Listed entries Start Marker

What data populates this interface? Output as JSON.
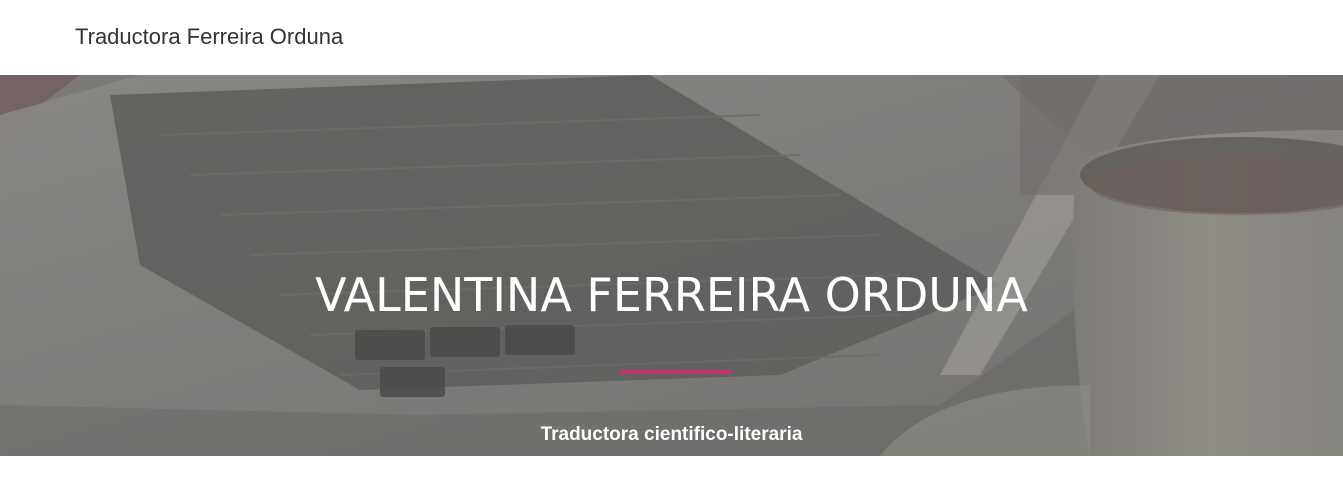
{
  "header": {
    "brand": "Traductora Ferreira Orduna"
  },
  "hero": {
    "title": "VALENTINA FERREIRA ORDUNA",
    "subtitle": "Traductora cientifico-literaria",
    "background_image": "laptop-keyboard-and-coffee-cup-photo",
    "accent_color": "#c7306f"
  }
}
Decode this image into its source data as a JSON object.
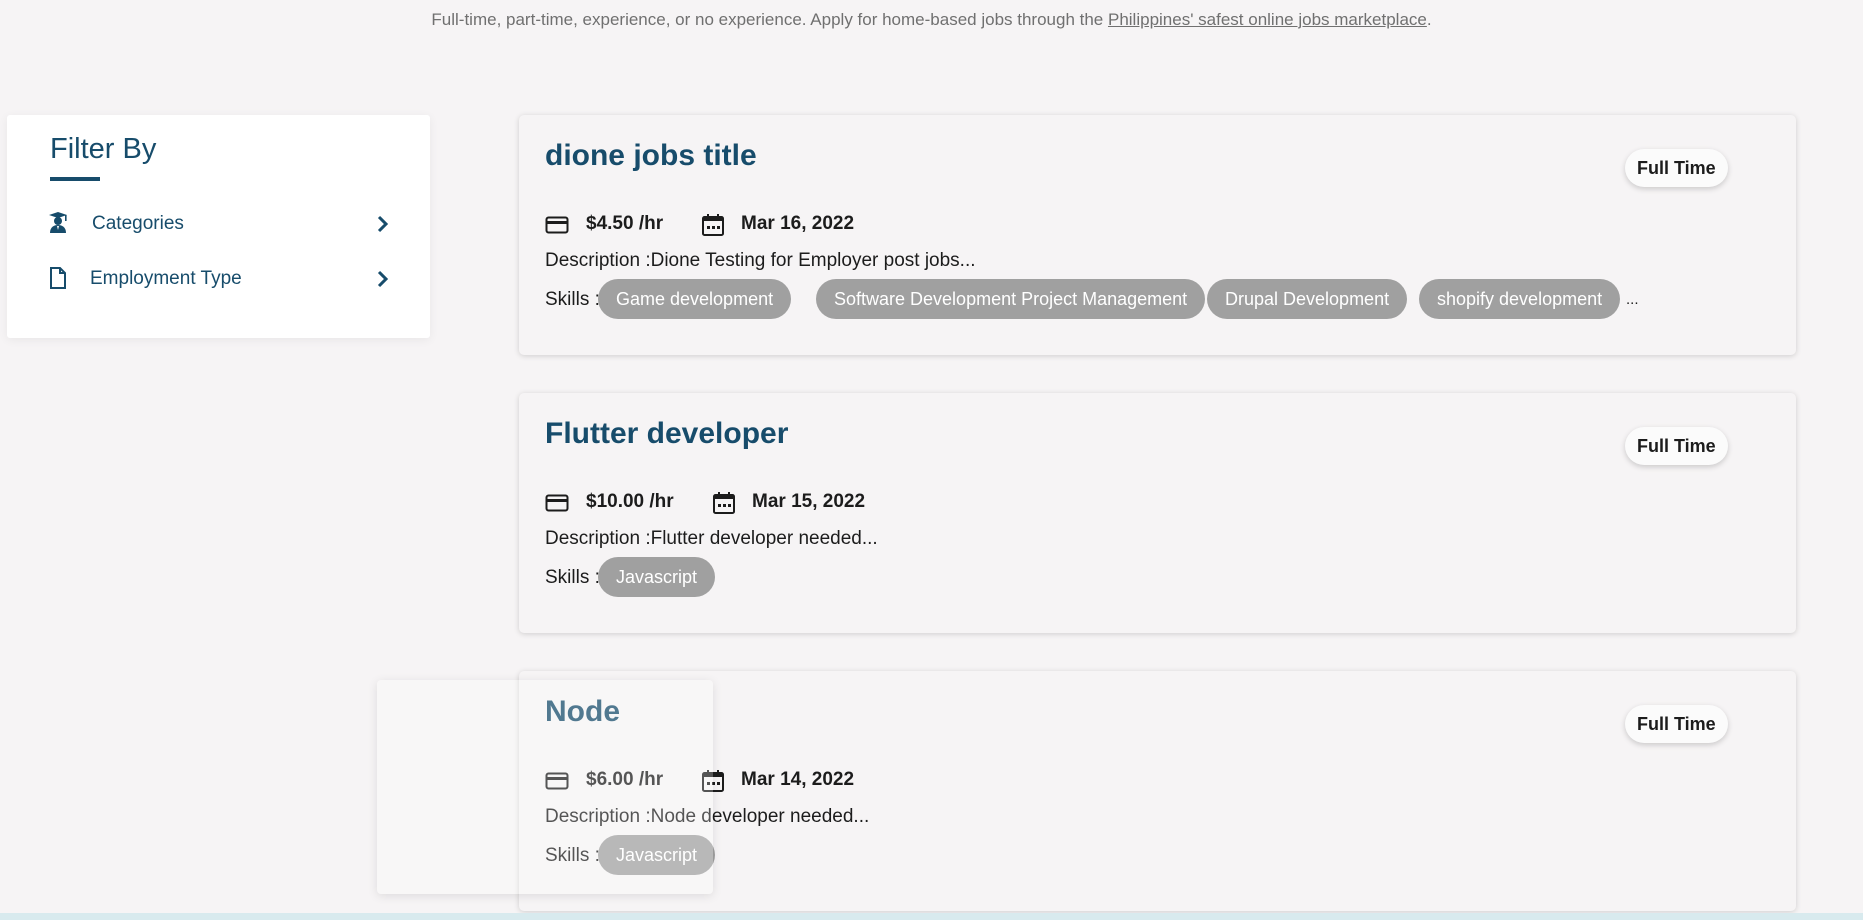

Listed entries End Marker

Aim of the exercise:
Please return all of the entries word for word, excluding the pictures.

Result of this task:
What data populates this interface? Output as JSON.
{
  "header": {
    "brand": "Traductora Ferreira Orduna"
  },
  "hero": {
    "title": "VALENTINA FERREIRA ORDUNA",
    "subtitle": "Traductora cientifico-literaria",
    "background_image": "laptop-keyboard-and-coffee-cup-photo",
    "accent_color": "#c7306f"
  }
}
Decode this image into its source data as a JSON object.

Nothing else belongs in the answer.